The answer must be the full listing, word for word, with no pictures in it.

Data shown:
━━━━━━━━━━

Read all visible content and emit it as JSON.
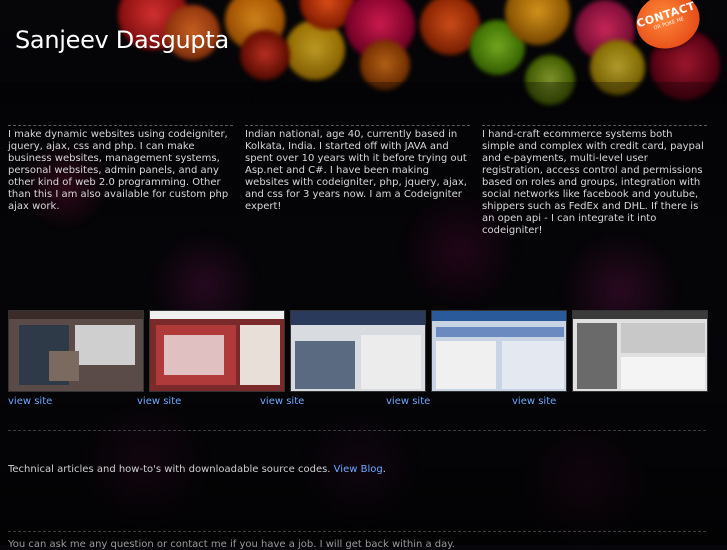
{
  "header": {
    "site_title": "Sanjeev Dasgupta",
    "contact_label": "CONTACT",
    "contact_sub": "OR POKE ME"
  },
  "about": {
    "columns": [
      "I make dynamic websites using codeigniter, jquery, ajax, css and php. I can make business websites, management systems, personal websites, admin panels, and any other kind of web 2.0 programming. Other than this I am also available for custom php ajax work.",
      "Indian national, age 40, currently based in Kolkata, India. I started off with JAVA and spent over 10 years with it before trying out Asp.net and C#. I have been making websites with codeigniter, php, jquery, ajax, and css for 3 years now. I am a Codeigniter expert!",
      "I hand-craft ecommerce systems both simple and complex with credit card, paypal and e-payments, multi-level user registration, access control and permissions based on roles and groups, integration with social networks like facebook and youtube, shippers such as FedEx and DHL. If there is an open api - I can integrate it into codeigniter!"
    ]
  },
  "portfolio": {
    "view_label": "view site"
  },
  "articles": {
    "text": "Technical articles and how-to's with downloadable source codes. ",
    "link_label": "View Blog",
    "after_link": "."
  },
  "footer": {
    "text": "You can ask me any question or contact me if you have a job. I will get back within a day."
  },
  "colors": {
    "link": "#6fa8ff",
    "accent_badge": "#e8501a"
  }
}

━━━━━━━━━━

Answer to this problem:
Read all visible content and emit it as JSON.
{
  "header": {
    "site_title": "Sanjeev Dasgupta",
    "contact_label": "CONTACT",
    "contact_sub": "OR POKE ME"
  },
  "about": {
    "columns": [
      "I make dynamic websites using codeigniter, jquery, ajax, css and php. I can make business websites, management systems, personal websites, admin panels, and any other kind of web 2.0 programming. Other than this I am also available for custom php ajax work.",
      "Indian national, age 40, currently based in Kolkata, India. I started off with JAVA and spent over 10 years with it before trying out Asp.net and C#. I have been making websites with codeigniter, php, jquery, ajax, and css for 3 years now. I am a Codeigniter expert!",
      "I hand-craft ecommerce systems both simple and complex with credit card, paypal and e-payments, multi-level user registration, access control and permissions based on roles and groups, integration with social networks like facebook and youtube, shippers such as FedEx and DHL. If there is an open api - I can integrate it into codeigniter!"
    ]
  },
  "portfolio": {
    "view_label": "view site"
  },
  "articles": {
    "text": "Technical articles and how-to's with downloadable source codes. ",
    "link_label": "View Blog",
    "after_link": "."
  },
  "footer": {
    "text": "You can ask me any question or contact me if you have a job. I will get back within a day."
  },
  "colors": {
    "link": "#6fa8ff",
    "accent_badge": "#e8501a"
  }
}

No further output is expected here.